NEWS & EVENTS
The National Park Service has blackballed my book, in favor of protecting the theory that an abnormal rain storm was the lone cause of the flood. They hold up David McCullough's book as the most accurate portrayal of the 1889 Johnstown flood, even though his telling of the story begins on the day before and provides no context of the events leading up to the flood.
They have also denied University of Pittsburgh research that proves the dam was built with both primary and secondary spillways (available at http://www.heliyon.com/article/e00120).
In support of these statements, I present here my correspondence with the National Park Service.
National Park Service letter detailing their justification for blackballing my book:
Some examples of issues I have with 'The
Johnstown Flood' by David McCullough
Here is a one page timeline of relevant events:

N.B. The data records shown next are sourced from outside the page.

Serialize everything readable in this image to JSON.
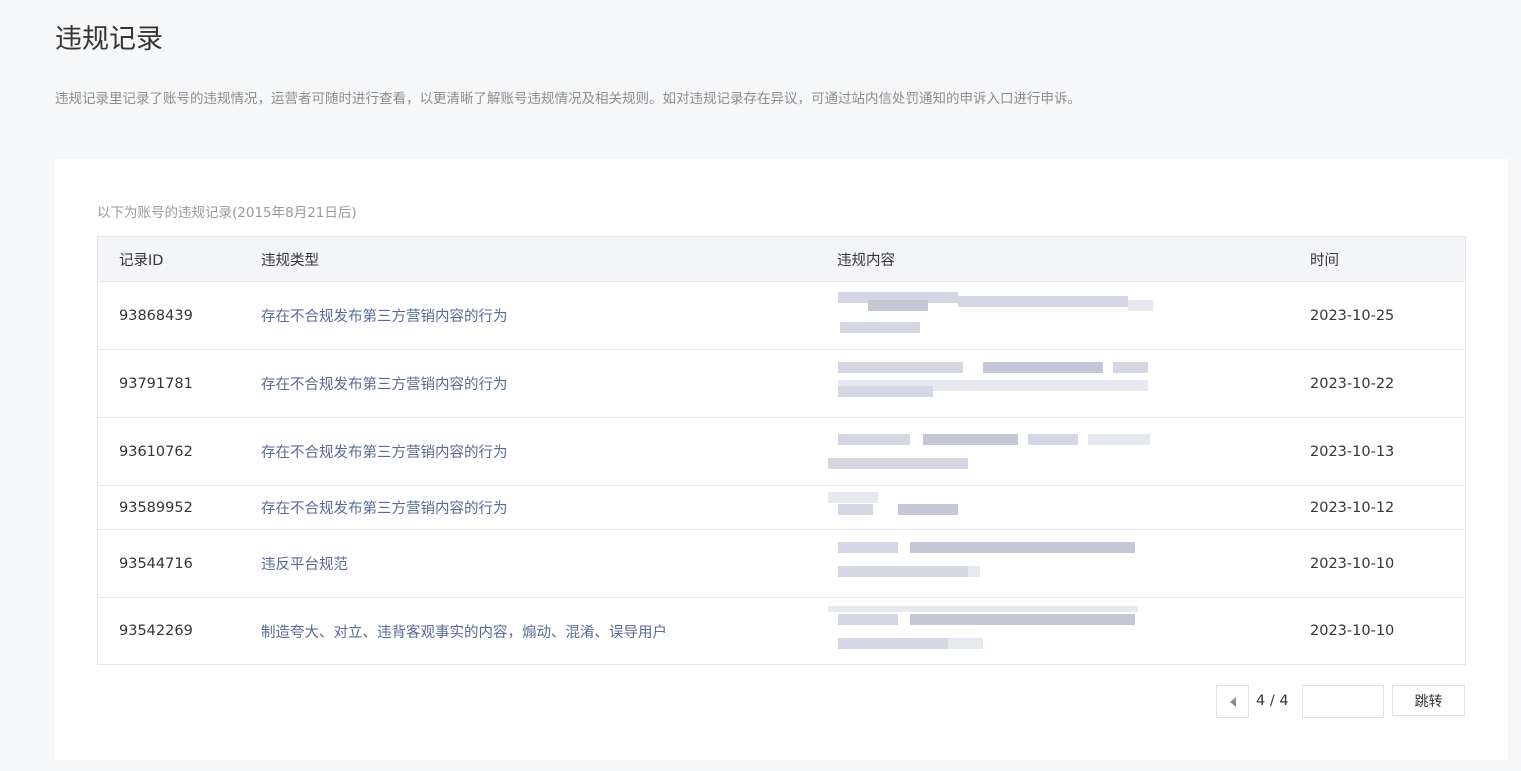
{
  "page": {
    "title": "违规记录",
    "description": "违规记录里记录了账号的违规情况，运营者可随时进行查看，以更清晰了解账号违规情况及相关规则。如对违规记录存在异议，可通过站内信处罚通知的申诉入口进行申诉。"
  },
  "table": {
    "caption": "以下为账号的违规记录(2015年8月21日后)",
    "columns": [
      "记录ID",
      "违规类型",
      "违规内容",
      "时间"
    ],
    "rows": [
      {
        "id": "93868439",
        "type": "存在不合规发布第三方营销内容的行为",
        "time": "2023-10-25"
      },
      {
        "id": "93791781",
        "type": "存在不合规发布第三方营销内容的行为",
        "time": "2023-10-22"
      },
      {
        "id": "93610762",
        "type": "存在不合规发布第三方营销内容的行为",
        "time": "2023-10-13"
      },
      {
        "id": "93589952",
        "type": "存在不合规发布第三方营销内容的行为",
        "time": "2023-10-12"
      },
      {
        "id": "93544716",
        "type": "违反平台规范",
        "time": "2023-10-10"
      },
      {
        "id": "93542269",
        "type": "制造夸大、对立、违背客观事实的内容，煽动、混淆、误导用户",
        "time": "2023-10-10"
      }
    ]
  },
  "pager": {
    "page_text": "4 / 4",
    "jump_input_value": "",
    "jump_label": "跳转",
    "prev_icon": "caret-left-icon"
  },
  "colors": {
    "background": "#f6f7f9",
    "card": "#ffffff",
    "link_text": "#576b95",
    "header_row": "#f4f5f9",
    "border": "#e7e7eb"
  }
}
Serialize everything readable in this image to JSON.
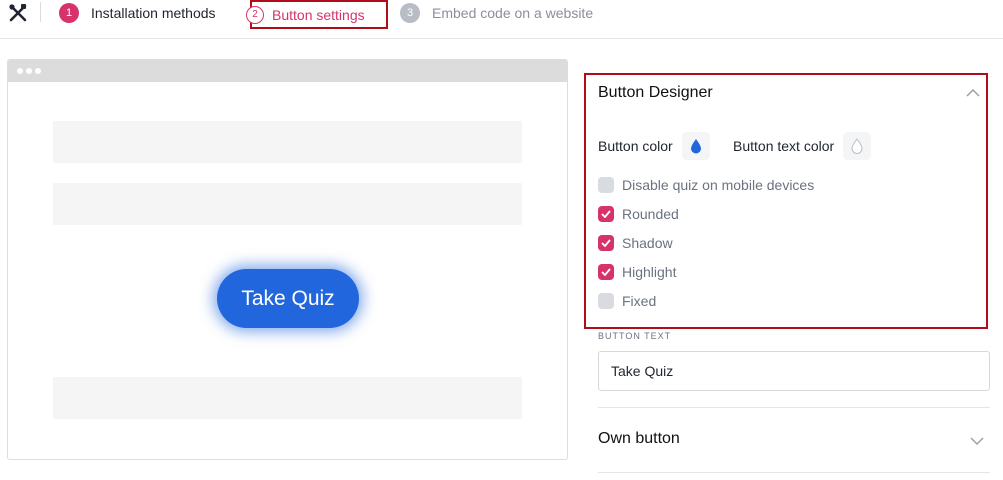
{
  "steps": [
    {
      "num": "1",
      "label": "Installation methods"
    },
    {
      "num": "2",
      "label": "Button settings"
    },
    {
      "num": "3",
      "label": "Embed code on a website"
    }
  ],
  "preview": {
    "button_label": "Take Quiz",
    "button_color": "#2266dd"
  },
  "designer": {
    "title": "Button Designer",
    "button_color_label": "Button color",
    "button_text_color_label": "Button text color",
    "options": [
      {
        "label": "Disable quiz on mobile devices",
        "checked": false
      },
      {
        "label": "Rounded",
        "checked": true
      },
      {
        "label": "Shadow",
        "checked": true
      },
      {
        "label": "Highlight",
        "checked": true
      },
      {
        "label": "Fixed",
        "checked": false
      }
    ]
  },
  "button_text": {
    "label": "BUTTON TEXT",
    "value": "Take Quiz"
  },
  "own_button": {
    "title": "Own button"
  },
  "colors": {
    "accent": "#d6336c",
    "highlight_border": "#b00d1a"
  }
}
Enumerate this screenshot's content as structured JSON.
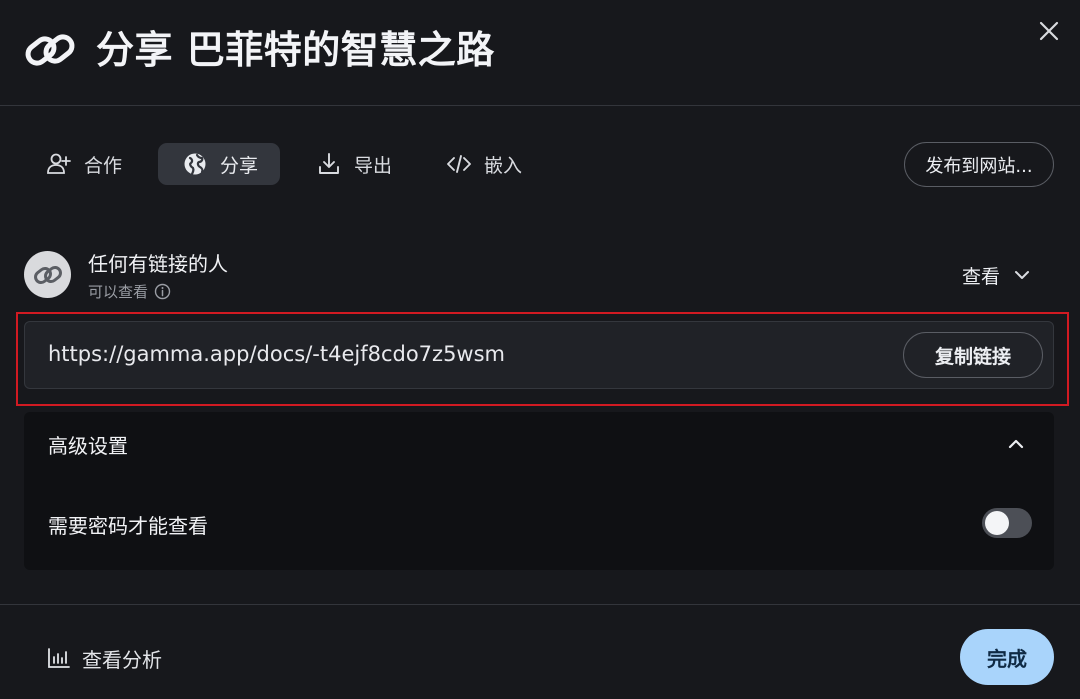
{
  "header": {
    "title": "分享 巴菲特的智慧之路",
    "icon": "link-icon",
    "close_icon": "close-icon"
  },
  "tabs": [
    {
      "label": "合作",
      "icon": "add-user-icon",
      "active": false
    },
    {
      "label": "分享",
      "icon": "globe-icon",
      "active": true
    },
    {
      "label": "导出",
      "icon": "download-icon",
      "active": false
    },
    {
      "label": "嵌入",
      "icon": "code-icon",
      "active": false
    }
  ],
  "publish_label": "发布到网站...",
  "access": {
    "title": "任何有链接的人",
    "subtitle": "可以查看",
    "permission": "查看"
  },
  "link": {
    "url": "https://gamma.app/docs/-t4ejf8cdo7z5wsm",
    "copy_label": "复制链接"
  },
  "advanced": {
    "title": "高级设置",
    "expanded": true,
    "password_label": "需要密码才能查看",
    "password_required": false
  },
  "footer": {
    "analytics_label": "查看分析",
    "done_label": "完成"
  },
  "colors": {
    "background": "#17181c",
    "active_tab": "#33363d",
    "done_button": "#a9d4fb",
    "highlight_border": "#d11a22"
  }
}
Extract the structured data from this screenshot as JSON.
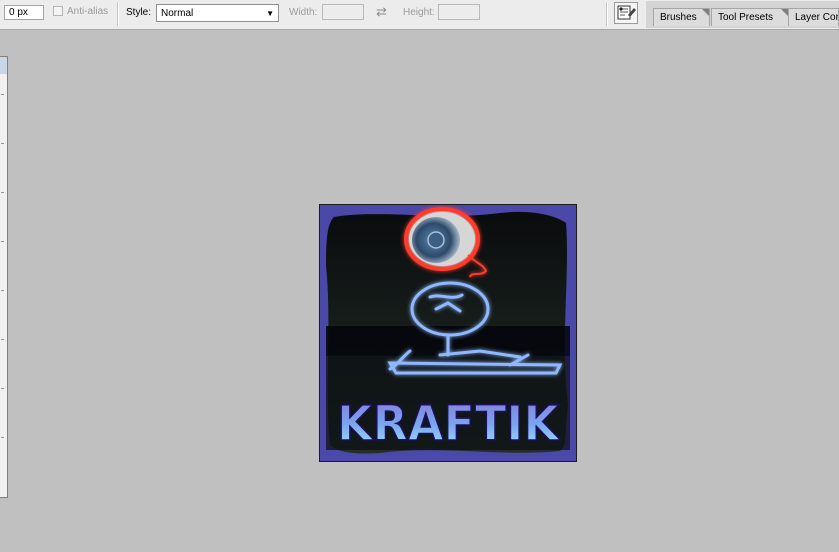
{
  "options_bar": {
    "feather_value": "0 px",
    "anti_alias_label": "Anti-alias",
    "anti_alias_checked": false,
    "style_label": "Style:",
    "style_value": "Normal",
    "width_label": "Width:",
    "width_value": "",
    "height_label": "Height:",
    "height_value": ""
  },
  "panel_tabs": [
    "Brushes",
    "Tool Presets",
    "Layer Con"
  ],
  "canvas": {
    "logo_text": "KRAFTIK"
  },
  "icons": {
    "swap": "swap-width-height-icon",
    "tool_options": "tool-palette-icon",
    "dropdown": "chevron-down-icon"
  },
  "colors": {
    "workspace": "#c0c0c0",
    "toolbar": "#ececec",
    "frame_purple": "#4a48a8",
    "glow_blue": "#8fb8ff",
    "glow_red": "#ff3a2a"
  }
}
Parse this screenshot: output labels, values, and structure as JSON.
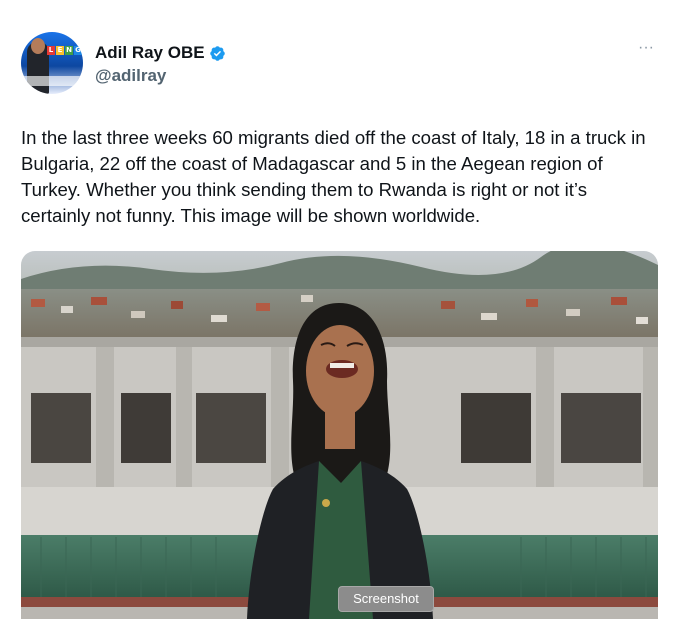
{
  "tweet": {
    "author": {
      "display_name": "Adil Ray OBE",
      "handle": "@adilray",
      "verified": true,
      "avatar_tiles": [
        "L",
        "E",
        "N",
        "G"
      ]
    },
    "more_label": "···",
    "text": "In the last three weeks 60 migrants died off the coast of Italy, 18 in a truck in Bulgaria, 22 off the coast of Madagascar and 5 in the Aegean region of Turkey. Whether you think sending them to Rwanda is right or not it’s certainly not funny. This image will be shown worldwide.",
    "media": {
      "type": "photo"
    },
    "screenshot_label": "Screenshot"
  },
  "colors": {
    "text": "#0f1419",
    "secondary_text": "#536471",
    "verified_blue": "#1d9bf0",
    "jacket": "#1f2125",
    "blouse": "#2f5b3f",
    "roof_green": "#3e6e5a"
  },
  "icons": {
    "verified": "verified-badge-icon",
    "more": "more-icon"
  }
}
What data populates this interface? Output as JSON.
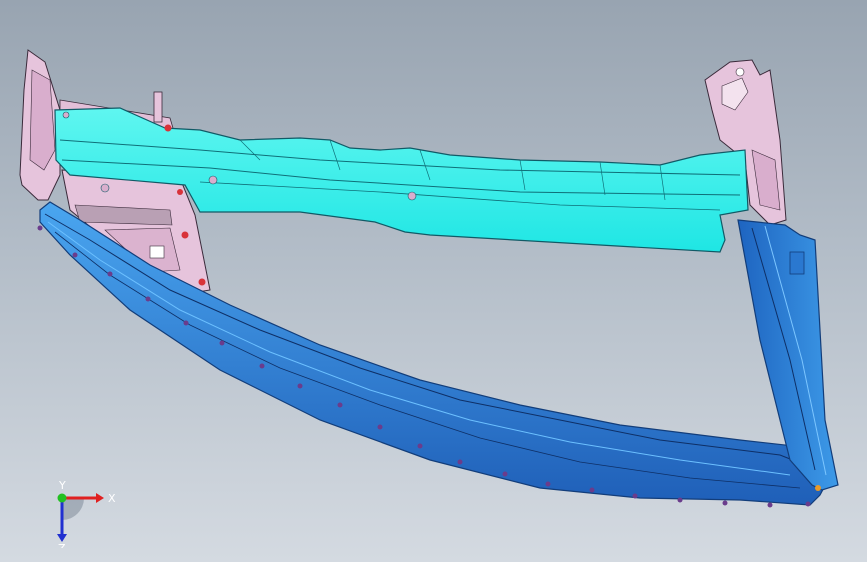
{
  "viewport": {
    "background_top": "#98a4b1",
    "background_bottom": "#d4dae1"
  },
  "model": {
    "parts": [
      {
        "name": "cross-member-beam",
        "color": "#2ef2ea"
      },
      {
        "name": "inner-panel",
        "color": "#e6c4dc"
      },
      {
        "name": "side-rail",
        "color": "#2f86dd"
      },
      {
        "name": "pillar-rail",
        "color": "#2f86dd"
      },
      {
        "name": "bracket-markers",
        "color": "#d8323a"
      },
      {
        "name": "fastener-clips",
        "color": "#6a3c8c"
      }
    ]
  },
  "triad": {
    "x_label": "X",
    "y_label": "Y",
    "z_label": "Z",
    "x_color": "#e02020",
    "y_color": "#22c022",
    "z_color": "#2030d0"
  }
}
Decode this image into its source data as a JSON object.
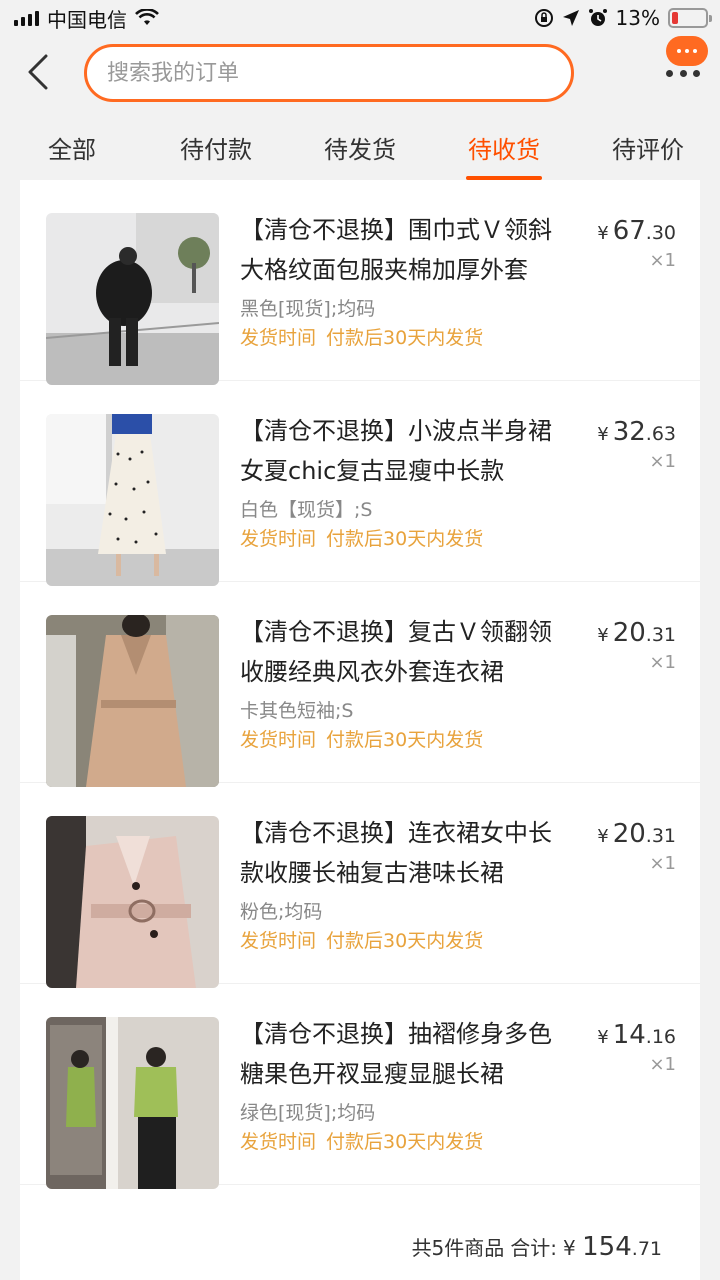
{
  "status_bar": {
    "carrier": "中国电信",
    "battery": "13%"
  },
  "search": {
    "placeholder": "搜索我的订单"
  },
  "tabs": [
    {
      "label": "全部"
    },
    {
      "label": "待付款"
    },
    {
      "label": "待发货"
    },
    {
      "label": "待收货",
      "active": true
    },
    {
      "label": "待评价"
    }
  ],
  "items": [
    {
      "title": "【清仓不退换】围巾式Ｖ领斜大格纹面包服夹棉加厚外套",
      "sku": "黑色[现货];均码",
      "ship_label": "发货时间",
      "ship_value": "付款后30天内发货",
      "price_currency": "¥",
      "price_int": "67",
      "price_dec": ".30",
      "qty": "×1"
    },
    {
      "title": "【清仓不退换】小波点半身裙女夏chic复古显瘦中长款",
      "sku": "白色【现货】;S",
      "ship_label": "发货时间",
      "ship_value": "付款后30天内发货",
      "price_currency": "¥",
      "price_int": "32",
      "price_dec": ".63",
      "qty": "×1"
    },
    {
      "title": "【清仓不退换】复古Ｖ领翻领收腰经典风衣外套连衣裙",
      "sku": "卡其色短袖;S",
      "ship_label": "发货时间",
      "ship_value": "付款后30天内发货",
      "price_currency": "¥",
      "price_int": "20",
      "price_dec": ".31",
      "qty": "×1"
    },
    {
      "title": "【清仓不退换】连衣裙女中长款收腰长袖复古港味长裙",
      "sku": "粉色;均码",
      "ship_label": "发货时间",
      "ship_value": "付款后30天内发货",
      "price_currency": "¥",
      "price_int": "20",
      "price_dec": ".31",
      "qty": "×1"
    },
    {
      "title": "【清仓不退换】抽褶修身多色糖果色开衩显瘦显腿长裙",
      "sku": "绿色[现货];均码",
      "ship_label": "发货时间",
      "ship_value": "付款后30天内发货",
      "price_currency": "¥",
      "price_int": "14",
      "price_dec": ".16",
      "qty": "×1"
    }
  ],
  "summary": {
    "count_text": "共5件商品",
    "total_label": "合计:",
    "currency": "¥",
    "total_int": "154",
    "total_dec": ".71"
  },
  "colors": {
    "accent": "#ff5000",
    "ship_text": "#e8a33d"
  }
}
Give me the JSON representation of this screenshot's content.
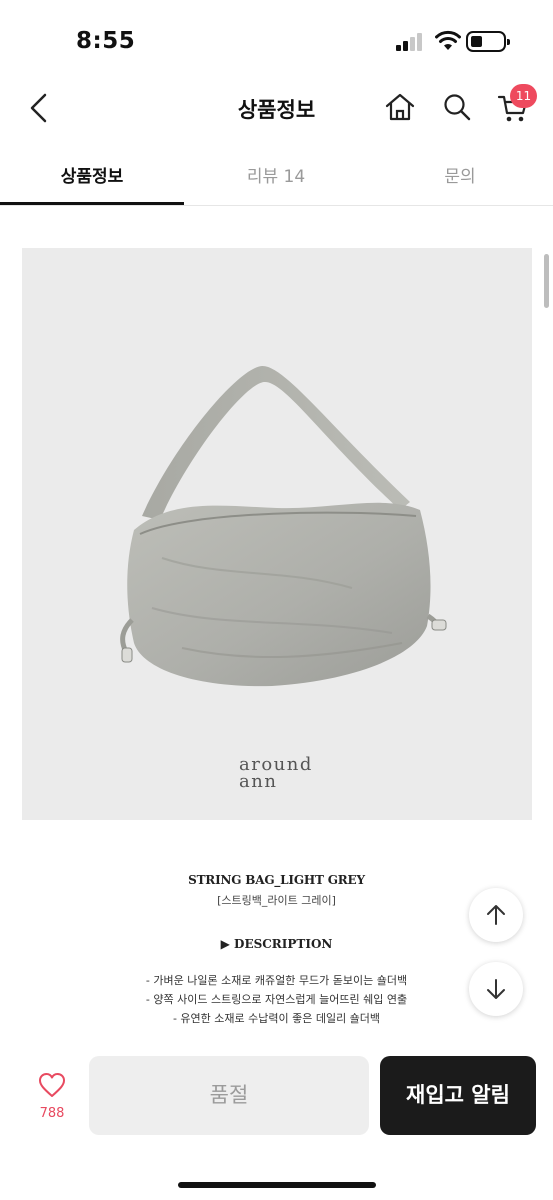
{
  "status_bar": {
    "time": "8:55"
  },
  "header": {
    "title": "상품정보",
    "cart_count": "11"
  },
  "tabs": [
    {
      "label": "상품정보",
      "active": true
    },
    {
      "label": "리뷰 14",
      "active": false
    },
    {
      "label": "문의",
      "active": false
    }
  ],
  "product_image": {
    "brand_line1": "around",
    "brand_line2": "ann",
    "bag_color": "#b2b3ad",
    "background": "#ebebeb"
  },
  "description": {
    "name": "STRING BAG_LIGHT GREY",
    "subtitle": "[스트링백_라이트 그레이]",
    "section_heading": "▶ DESCRIPTION",
    "bullets": [
      "- 가벼운 나일론 소재로 캐쥬얼한 무드가 돋보이는 숄더백",
      "- 양쪽 사이드 스트링으로 자연스럽게 늘어뜨린 쉐입 연출",
      "- 유연한 소재로 수납력이 좋은 데일리 숄더백"
    ]
  },
  "bottom_bar": {
    "like_count": "788",
    "soldout_label": "품절",
    "restock_label": "재입고 알림"
  },
  "colors": {
    "accent": "#ee4a5e",
    "button_dark": "#1b1b1b",
    "button_disabled": "#eeeeee"
  }
}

Andrew Carnegie born Nov, 1835. He was 17 yrs old in 1853 when hired by Tom Scott at the P.R.R. Western Division (which had just been completed). In 1859 he was promoted to Superintendent of the P.R.R. (Altoona - Pittsburgh) which included the South Fork dam (Western Reservoir)
Time line between 1860 and 1890:
1862-Andrew Carnegie starts Piper & Shiffler Bridge Co. (it becomes Keystone Bridge); Dam is drained (after break?); Iron pipes available for the taking (81.47 tons, enough for two iron railroad bridges; Did Carnegie take iron from dam during the period he was in charge of the Western Division of PRR, c. 1859- 1865?)
1864-Carnegie starts Cyclops Mill to supply parts to his bridge co., partners are Tom Miller, and Piper & Shiffler, then merged it with Kloman & Phipps Mill
& Tom Carnegie to form The (Union Mill) very busy period but makes NO iron of his own.
1865-Andrew Carnegie leaves PRR; John Reilly promoted to supervisor; Robert Pitcairn given Carnegie’s position as supervisor of Western Division of PRR
1867 – Carnegie moves to N.Y. City
1868-Carnegie’s Keystone Bridge Co. starts Eads Bridge across the Mississippi at St. Louis
1869 – Cambria starts construction of 2x6 ton, 6th Bessemer in country, changes name to Cambria Steel Co.
1871 – Carnegie starts to build “Lucy” blast furnace
1872, Summer - “Lucy Furnace” makes first blow (first time Carnegie made his own iron)
1873 – Capt. Jones leaves Cambria with 200 men for Edgar Thomson Works
1874 – Cambria Iron Company still largest in country if not the world
1875 -John Reilly leaves employment of PRR and serves in congress; John Reilly buys South Fork Dam for $2,500; Edgar Thompson Works makes 1st blow with 2x7 ton Bessemer converters in August
1877 - Reilly loses reelection bid, is rehired by PRR as Supervisor 1879 - Reilly sells dam for $2,000 to Ruff representing South Fork Fishing & Hunting Club (SFF&HC); Reilly is paid $500 for (missing?) pipes; SFF&HC starts repairs to dam before receiving charter, which was approved on Nov 11 1881 - Reconstruction of dam completed with breast lowered and fish screen fabricated and installed in the primary spillway. 1889, May 31 - dam fails, Johnstown Flood (Carnegie’s Edgar Thompson Works is now the largest steel company in country)
In 1891 an American Society of Civil Engineers (ASCE) report Titled “Francis et. al., 1891” cleared SFF&HC of wrongdoing, attributing the flood to an abnormal rain storm. That study claimed that the dam had only a single spillway which they concluded was inadequate to control the volume of incoming water from the storm, but they based those conclusions on the dam's condition after the modifications which were made by SFF&HC. I have searched, but have been unable to find any information proving who paid for that report? Furthermore, the University of Pittsburgh study completed in October 2016, linked at the top of this page, contradicts the 1891 report with the following conclusion:
"The ASCE review of the South Fork dam (Francis et al., 1891) and supporting calculations appear to us to have been biased in favor of the dam owners, thereby helping to shield the SFFHC, in a historic engineering sense, from subsequent liability claims or even the perception of liability in the wake of the disaster. We believe an injustice was thereby done to the more than 2200 people who lost their lives and to the survivors."
Even in the face of this new study, which was completed with more accurate modern engineering and measurement techniques, the National Park Service continues to support the claim that the dam was improperly designed with an inadequate, single spillway!